Hours after Trump made the announcement, China responded promising to fight US "trade protectionism."
"If the US side disregards opposition from China and the international community and insists on carrying out unilateralism and trade protectionism, the Chinese side will take them on until the end at any cost," the Commerce Ministry said. "We don't want a trade war but we aren't afraid of fighting one."
Game of Trade - who's playing against who?
Trump's latest move came after Beijing unveiled a list of politically sensitive US goods that could face tariff hikes, including soybeans and small aircraft, should US tariffs enter force.
Trump said that "in light of China's unfair retaliation" he had instructed the Office of the United States Trade Representative (USTR) to "consider whether $100 billion of additional tariffs would be appropriate."

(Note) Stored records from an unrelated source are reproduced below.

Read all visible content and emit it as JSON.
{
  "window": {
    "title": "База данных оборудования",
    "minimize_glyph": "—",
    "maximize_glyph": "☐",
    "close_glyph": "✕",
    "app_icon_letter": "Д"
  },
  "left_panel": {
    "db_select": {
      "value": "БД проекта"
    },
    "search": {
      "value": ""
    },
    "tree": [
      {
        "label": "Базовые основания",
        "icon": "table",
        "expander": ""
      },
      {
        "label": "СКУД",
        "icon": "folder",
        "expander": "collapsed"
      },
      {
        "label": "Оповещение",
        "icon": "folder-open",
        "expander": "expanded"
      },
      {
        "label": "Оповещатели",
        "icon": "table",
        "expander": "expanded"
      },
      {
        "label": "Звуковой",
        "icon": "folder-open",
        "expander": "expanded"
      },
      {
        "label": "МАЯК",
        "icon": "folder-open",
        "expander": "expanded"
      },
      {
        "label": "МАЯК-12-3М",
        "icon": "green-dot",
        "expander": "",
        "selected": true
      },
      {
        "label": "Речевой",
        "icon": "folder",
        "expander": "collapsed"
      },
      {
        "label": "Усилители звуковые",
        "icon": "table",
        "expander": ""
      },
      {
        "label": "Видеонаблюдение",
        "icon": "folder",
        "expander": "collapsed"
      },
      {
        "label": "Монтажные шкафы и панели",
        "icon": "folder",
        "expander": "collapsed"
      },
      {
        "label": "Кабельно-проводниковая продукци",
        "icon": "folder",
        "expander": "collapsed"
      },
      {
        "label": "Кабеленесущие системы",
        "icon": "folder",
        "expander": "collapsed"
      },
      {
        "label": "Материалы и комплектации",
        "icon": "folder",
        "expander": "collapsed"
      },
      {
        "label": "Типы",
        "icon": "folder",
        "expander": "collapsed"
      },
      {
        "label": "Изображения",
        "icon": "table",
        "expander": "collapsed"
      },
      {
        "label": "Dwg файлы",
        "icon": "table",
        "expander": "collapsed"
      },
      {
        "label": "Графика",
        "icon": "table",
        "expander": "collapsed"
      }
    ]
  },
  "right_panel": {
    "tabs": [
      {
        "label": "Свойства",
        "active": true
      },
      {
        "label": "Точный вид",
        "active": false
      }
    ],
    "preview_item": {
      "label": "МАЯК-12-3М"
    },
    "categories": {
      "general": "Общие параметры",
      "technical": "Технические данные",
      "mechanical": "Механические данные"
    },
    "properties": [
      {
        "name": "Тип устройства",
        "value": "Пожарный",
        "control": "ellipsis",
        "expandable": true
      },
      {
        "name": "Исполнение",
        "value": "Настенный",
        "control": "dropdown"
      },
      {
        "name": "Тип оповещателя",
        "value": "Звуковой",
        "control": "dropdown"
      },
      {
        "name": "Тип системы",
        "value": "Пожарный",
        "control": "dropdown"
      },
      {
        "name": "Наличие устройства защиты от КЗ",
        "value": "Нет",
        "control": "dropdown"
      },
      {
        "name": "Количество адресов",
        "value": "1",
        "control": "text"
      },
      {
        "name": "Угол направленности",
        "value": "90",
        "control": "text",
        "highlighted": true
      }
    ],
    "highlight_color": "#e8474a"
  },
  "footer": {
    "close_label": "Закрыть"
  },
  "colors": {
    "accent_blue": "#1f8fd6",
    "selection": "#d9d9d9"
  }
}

He added that US trade officials had determined as part of their "Section 301" investigation that China "has repeatedly engaged in practices to unfairly obtain America's intellectual property."
The Section 301 investigation, which authorizes the use of tariffs against Beijing, alleges that the Chinese government has been systematically misappropriating US intellectual property through joint venture requirements that often cannot be negotiated without technology transfers. China has denied the accusations.
The prospect of a trade war between the world's two largest economies has spooked investors and sent the world's financial markets into a frenzy.
Trump's latest threat prompted a sharp sell-off in US equity futures markets. The Dow Jones Industrial Average was down more than 400 points, while the S&P 500 e-mini futures traded down 1.3 percent.
Beijing retaliates in US-China trade tiff
US farmers in trade war line of fire
The threat of an all-out trade war has been particularly felt in the US' rural regions, and any move by the Chinese government to further raise tariffs on American soybeans could prove devastating for US farmers in the Midwest. Around 60 percent of all US soy exports have been sent to China in recent years.
The Midwestern states of Illinois, Iowa, Minnesota, Nebraska, Indiana and Missouri account for just over half of all US soy production.
Some Republican politicians in those rural areas are now being forced to walk a tightrope by deciding whether to support the president's aggressive trade policy or defend the interests of their community.
A study released this week by the Brookings Institution, a Washington DC-based think tank, estimated that around 2.1 million US jobs could affected by the White House's trade dispute with China.
Trump, meanwhile, only appears willing to back down if China is willing to negotiate on trade. The US president has stated he first wants to see China's goods trade surplus with the US, which last year stood at $375 billion, cut by at least $100 billion.